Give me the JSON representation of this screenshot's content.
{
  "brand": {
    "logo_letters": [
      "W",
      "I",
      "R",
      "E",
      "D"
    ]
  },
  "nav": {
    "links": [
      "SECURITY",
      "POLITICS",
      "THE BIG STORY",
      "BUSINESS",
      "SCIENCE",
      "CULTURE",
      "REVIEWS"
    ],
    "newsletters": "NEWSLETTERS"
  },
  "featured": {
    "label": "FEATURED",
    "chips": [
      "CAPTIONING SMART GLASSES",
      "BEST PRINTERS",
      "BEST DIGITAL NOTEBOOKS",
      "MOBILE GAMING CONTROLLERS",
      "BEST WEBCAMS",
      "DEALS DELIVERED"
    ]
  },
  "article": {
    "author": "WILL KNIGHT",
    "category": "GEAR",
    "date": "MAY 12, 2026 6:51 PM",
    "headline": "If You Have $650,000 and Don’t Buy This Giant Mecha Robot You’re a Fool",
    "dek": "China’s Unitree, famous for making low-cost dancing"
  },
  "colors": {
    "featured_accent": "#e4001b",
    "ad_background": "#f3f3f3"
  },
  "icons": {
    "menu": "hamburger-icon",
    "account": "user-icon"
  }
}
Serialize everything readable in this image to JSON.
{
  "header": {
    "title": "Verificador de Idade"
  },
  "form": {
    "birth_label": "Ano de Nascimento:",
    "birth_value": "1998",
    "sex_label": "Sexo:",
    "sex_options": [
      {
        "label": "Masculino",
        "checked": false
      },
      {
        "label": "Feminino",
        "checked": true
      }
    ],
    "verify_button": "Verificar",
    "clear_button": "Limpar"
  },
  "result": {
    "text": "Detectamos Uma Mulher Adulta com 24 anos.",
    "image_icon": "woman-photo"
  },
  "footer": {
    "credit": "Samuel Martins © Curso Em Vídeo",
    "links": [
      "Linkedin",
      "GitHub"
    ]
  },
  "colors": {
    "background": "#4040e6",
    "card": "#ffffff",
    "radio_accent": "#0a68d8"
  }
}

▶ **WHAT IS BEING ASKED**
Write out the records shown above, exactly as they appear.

▶ **OUTPUT**
Give me the JSON representation of this screenshot's content.
{
  "brand": {
    "logo_letters": [
      "W",
      "I",
      "R",
      "E",
      "D"
    ]
  },
  "nav": {
    "links": [
      "SECURITY",
      "POLITICS",
      "THE BIG STORY",
      "BUSINESS",
      "SCIENCE",
      "CULTURE",
      "REVIEWS"
    ],
    "newsletters": "NEWSLETTERS"
  },
  "featured": {
    "label": "FEATURED",
    "chips": [
      "CAPTIONING SMART GLASSES",
      "BEST PRINTERS",
      "BEST DIGITAL NOTEBOOKS",
      "MOBILE GAMING CONTROLLERS",
      "BEST WEBCAMS",
      "DEALS DELIVERED"
    ]
  },
  "article": {
    "author": "WILL KNIGHT",
    "category": "GEAR",
    "date": "MAY 12, 2026 6:51 PM",
    "headline": "If You Have $650,000 and Don’t Buy This Giant Mecha Robot You’re a Fool",
    "dek": "China’s Unitree, famous for making low-cost dancing"
  },
  "colors": {
    "featured_accent": "#e4001b",
    "ad_background": "#f3f3f3"
  },
  "icons": {
    "menu": "hamburger-icon",
    "account": "user-icon"
  }
}
Serialize everything readable in this image to JSON.
{
  "header": {
    "title": "Verificador de Idade"
  },
  "form": {
    "birth_label": "Ano de Nascimento:",
    "birth_value": "1998",
    "sex_label": "Sexo:",
    "sex_options": [
      {
        "label": "Masculino",
        "checked": false
      },
      {
        "label": "Feminino",
        "checked": true
      }
    ],
    "verify_button": "Verificar",
    "clear_button": "Limpar"
  },
  "result": {
    "text": "Detectamos Uma Mulher Adulta com 24 anos.",
    "image_icon": "woman-photo"
  },
  "footer": {
    "credit": "Samuel Martins © Curso Em Vídeo",
    "links": [
      "Linkedin",
      "GitHub"
    ]
  },
  "colors": {
    "background": "#4040e6",
    "card": "#ffffff",
    "radio_accent": "#0a68d8"
  }
}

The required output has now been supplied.